Now, I don’t think this norm is universal and overriding. I’m a Humean, not a deontologist – I have no need to establish a priori moral axioms that encompass all situations. I can think of extreme situations where I’d violate this norm. If the Nazis tell you to build a nuke, go ahead and sabotage that project! ( Science vs. politics, 2015)
There is actually a mildly intellectually interesting philosophical question here, which is: “Is there a finite set of ethical principles that will yield a set of rules of capitalism whose cardinality is larger than the cardinality of the set of ethical principles?”
I suspect there is, but I also don’t care, because I am a Humean, and I reject all clearly delineated ethical rules in favor of fuzzily defined, intuitive principles. (Arbitrary value systems are arbitrary, 2014)
This post really made me want to vomit. It is morally repugnant and disgusting in the extreme. It deserves strong condemnation, and possibly a hurled water balloon filled with the unsavory excretions of an African hyena. It is the most sickening thing I have read in the econ blogosphere, bar none.But as economists, we are supposed to be dispassionate. We are supposed to overcome our biases and dwell in a realm of pure reason. And so I will rebut Landsburg’s post not based on its severe moral failings, but on its logical shortcomings, of which there are many. For the post is not merely offensive, it is poorly thought out. (In which Steve Landsburg makes me lose my lunch, 2012) [Note here, Explicit emotion based moral judgement, in line with Hume]

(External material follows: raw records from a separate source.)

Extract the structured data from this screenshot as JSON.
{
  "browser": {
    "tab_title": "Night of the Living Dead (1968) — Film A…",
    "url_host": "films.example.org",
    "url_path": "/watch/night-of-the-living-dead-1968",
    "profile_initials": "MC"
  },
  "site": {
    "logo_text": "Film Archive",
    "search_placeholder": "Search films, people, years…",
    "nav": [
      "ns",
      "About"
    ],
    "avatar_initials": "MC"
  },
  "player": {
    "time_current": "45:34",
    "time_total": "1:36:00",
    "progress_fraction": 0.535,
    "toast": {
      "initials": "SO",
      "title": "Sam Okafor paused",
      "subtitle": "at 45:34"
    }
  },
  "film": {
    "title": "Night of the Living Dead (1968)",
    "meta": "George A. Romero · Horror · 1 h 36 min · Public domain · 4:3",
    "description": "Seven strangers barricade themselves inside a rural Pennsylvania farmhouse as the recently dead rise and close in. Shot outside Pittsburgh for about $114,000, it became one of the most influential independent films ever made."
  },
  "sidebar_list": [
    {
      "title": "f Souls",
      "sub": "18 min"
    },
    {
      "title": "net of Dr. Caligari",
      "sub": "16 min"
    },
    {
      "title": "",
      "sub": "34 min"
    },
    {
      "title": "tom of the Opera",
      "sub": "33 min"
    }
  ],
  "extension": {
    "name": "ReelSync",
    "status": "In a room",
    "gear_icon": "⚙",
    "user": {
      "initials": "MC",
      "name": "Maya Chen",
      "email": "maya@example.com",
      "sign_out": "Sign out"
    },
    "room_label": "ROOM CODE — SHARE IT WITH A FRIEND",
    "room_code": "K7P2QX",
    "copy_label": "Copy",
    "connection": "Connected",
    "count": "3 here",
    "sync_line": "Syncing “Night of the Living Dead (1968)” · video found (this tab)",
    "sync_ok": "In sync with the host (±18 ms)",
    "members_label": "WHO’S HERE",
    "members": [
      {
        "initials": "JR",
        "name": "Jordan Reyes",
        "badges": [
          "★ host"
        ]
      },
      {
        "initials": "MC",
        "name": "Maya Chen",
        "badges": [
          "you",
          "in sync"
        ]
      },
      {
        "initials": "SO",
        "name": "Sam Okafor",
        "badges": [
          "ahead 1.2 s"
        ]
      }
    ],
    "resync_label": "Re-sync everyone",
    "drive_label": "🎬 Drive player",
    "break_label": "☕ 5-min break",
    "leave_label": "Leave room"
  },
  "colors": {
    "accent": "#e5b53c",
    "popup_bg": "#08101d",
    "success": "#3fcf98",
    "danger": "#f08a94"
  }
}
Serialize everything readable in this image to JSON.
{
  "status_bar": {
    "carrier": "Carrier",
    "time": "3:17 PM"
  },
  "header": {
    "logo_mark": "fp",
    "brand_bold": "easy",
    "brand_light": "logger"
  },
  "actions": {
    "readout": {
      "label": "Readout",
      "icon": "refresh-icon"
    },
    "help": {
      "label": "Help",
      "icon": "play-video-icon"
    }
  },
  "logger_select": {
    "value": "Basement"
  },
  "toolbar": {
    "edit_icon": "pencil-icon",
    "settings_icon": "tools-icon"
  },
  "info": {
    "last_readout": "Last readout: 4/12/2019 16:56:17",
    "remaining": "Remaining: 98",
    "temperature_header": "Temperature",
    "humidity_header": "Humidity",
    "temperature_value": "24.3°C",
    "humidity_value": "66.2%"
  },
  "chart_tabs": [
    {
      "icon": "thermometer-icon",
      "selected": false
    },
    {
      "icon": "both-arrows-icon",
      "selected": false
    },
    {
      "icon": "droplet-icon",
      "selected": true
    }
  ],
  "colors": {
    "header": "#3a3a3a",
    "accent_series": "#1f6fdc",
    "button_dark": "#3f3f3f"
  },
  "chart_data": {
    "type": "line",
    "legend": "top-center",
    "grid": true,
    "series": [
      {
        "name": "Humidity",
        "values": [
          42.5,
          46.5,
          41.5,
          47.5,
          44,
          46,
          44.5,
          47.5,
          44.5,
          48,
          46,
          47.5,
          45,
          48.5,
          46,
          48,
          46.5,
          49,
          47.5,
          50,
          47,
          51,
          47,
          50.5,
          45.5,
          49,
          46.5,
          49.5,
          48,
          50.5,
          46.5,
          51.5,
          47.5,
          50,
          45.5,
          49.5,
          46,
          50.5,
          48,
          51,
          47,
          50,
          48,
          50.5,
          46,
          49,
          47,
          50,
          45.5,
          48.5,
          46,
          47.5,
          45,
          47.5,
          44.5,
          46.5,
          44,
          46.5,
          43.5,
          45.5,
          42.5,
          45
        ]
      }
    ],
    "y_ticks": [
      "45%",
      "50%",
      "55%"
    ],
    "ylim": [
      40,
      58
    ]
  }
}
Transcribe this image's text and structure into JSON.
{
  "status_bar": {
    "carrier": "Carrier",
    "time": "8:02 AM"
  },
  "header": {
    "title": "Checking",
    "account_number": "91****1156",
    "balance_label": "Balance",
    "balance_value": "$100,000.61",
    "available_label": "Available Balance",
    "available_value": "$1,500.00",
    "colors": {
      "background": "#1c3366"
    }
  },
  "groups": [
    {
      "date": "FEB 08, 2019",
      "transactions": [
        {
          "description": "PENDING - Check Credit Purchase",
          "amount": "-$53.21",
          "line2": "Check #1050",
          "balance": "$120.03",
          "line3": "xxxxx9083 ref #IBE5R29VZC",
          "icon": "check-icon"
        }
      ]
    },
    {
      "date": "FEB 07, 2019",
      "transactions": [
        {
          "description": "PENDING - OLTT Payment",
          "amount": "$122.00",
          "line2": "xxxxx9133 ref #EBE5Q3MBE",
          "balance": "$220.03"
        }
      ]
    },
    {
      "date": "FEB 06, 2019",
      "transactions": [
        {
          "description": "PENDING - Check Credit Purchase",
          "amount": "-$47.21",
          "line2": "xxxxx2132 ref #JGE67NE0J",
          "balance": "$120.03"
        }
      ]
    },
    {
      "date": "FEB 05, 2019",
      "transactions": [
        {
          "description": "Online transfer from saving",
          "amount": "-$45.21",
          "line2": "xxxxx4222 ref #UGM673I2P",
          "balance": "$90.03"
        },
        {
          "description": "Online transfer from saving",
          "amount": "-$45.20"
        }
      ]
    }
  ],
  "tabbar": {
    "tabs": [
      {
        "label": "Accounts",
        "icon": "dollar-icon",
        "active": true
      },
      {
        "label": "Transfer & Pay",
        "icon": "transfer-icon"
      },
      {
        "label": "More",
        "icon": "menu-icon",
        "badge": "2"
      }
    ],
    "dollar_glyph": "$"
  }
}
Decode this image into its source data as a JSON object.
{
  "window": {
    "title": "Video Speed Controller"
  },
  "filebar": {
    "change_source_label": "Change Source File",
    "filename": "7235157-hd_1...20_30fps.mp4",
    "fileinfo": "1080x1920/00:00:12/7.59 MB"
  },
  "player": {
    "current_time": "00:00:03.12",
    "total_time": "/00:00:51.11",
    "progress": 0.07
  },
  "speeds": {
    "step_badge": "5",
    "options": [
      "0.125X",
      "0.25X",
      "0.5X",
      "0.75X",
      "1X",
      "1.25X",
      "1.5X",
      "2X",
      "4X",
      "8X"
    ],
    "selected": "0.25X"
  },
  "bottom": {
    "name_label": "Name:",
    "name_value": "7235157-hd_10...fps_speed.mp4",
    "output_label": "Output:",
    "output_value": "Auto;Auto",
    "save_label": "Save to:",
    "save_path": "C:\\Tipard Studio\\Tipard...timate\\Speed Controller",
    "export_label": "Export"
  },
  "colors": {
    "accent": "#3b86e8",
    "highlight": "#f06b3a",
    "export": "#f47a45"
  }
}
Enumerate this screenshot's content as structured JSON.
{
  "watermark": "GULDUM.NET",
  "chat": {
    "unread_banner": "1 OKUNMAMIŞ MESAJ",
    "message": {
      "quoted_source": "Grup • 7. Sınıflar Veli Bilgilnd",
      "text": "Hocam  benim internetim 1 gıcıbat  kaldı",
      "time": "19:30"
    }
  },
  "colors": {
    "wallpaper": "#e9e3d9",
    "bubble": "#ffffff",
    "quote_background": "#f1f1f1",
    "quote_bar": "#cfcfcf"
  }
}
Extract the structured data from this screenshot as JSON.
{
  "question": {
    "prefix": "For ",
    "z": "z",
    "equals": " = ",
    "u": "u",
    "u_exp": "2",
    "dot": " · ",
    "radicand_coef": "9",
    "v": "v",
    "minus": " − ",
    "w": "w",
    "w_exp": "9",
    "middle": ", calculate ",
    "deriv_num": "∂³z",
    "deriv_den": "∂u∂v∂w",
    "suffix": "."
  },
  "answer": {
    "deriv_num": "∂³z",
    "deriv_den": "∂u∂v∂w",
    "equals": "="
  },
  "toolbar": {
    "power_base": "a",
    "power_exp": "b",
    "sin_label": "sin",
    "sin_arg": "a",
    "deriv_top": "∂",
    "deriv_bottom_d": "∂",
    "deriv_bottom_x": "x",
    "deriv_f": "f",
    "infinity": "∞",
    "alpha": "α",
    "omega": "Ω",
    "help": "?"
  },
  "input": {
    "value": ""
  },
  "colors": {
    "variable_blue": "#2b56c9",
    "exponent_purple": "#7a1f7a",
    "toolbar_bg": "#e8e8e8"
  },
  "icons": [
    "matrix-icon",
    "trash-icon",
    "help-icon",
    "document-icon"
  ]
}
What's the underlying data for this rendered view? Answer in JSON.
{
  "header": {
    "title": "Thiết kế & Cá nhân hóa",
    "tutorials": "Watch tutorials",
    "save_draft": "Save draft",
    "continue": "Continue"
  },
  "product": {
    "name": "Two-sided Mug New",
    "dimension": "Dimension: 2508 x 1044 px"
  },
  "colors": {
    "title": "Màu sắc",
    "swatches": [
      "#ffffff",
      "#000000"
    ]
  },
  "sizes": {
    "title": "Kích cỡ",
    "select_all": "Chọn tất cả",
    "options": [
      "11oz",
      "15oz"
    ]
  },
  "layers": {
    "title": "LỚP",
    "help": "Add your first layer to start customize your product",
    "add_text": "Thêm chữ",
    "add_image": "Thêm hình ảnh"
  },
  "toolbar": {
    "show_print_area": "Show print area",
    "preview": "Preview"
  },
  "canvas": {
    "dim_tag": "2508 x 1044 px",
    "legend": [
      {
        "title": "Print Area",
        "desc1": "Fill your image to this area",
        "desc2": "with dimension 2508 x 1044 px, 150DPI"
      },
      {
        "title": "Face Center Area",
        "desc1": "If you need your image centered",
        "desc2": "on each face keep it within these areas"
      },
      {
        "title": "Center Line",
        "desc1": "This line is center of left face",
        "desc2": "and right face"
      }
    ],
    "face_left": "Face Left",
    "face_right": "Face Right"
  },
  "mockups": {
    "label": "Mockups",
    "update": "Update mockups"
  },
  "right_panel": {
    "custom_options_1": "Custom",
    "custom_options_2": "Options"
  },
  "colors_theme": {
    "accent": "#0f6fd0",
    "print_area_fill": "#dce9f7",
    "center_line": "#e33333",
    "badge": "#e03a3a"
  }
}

I think of myself as a pragmatist. I don’t have a very self-consistent, well-defined ideology to myself. I can’t really–I think of myself as a Humean [David Hume]. I have these moral instincts–I think, ‘Oh, well, you know, this is too much a restriction on individual liberty’ and ‘I don’t like that.’ And then in some other case I’ll think, ‘Oh, look at these poor people,’ you know, ‘We’ve got to have the government do something to help those poor people.’ And there’s not necessarily a rhyme or reason to that. It’s just sometimes I have one instinct and sometimes I have the other. And I think of those moral instincts as sort of the primitive, primal, basic elements of morality, and they don’t always work–they don’t always form a self-consistent whole. Now, you know, when I look at what really works for nations, what I think looks good for nations, you know I think the rich countries of the world are all doing pretty well: the United States is a great place to live; Canada, Japan, France, Germany, Singapore–I don’t really know as much about Singapore. But these are all really good places to live. Every place I have seen is good. And there are some small taste differences. I mean, life in France is not going to be quite like life in Japan. But they are all doing pretty dang good. And, you know, I mean, maybe a radical overhaul where we dramatically decrease the size of government would be even better. And maybe some country will try that. You know, I’m for experimentation; maybe someone will try that. But so far all the countries we see with these great qualities of life, these very successful countries, all have big government in them. And to me, that says that we should at least be pretty cautious before we toss out big government completely. (EconTalk, 2015)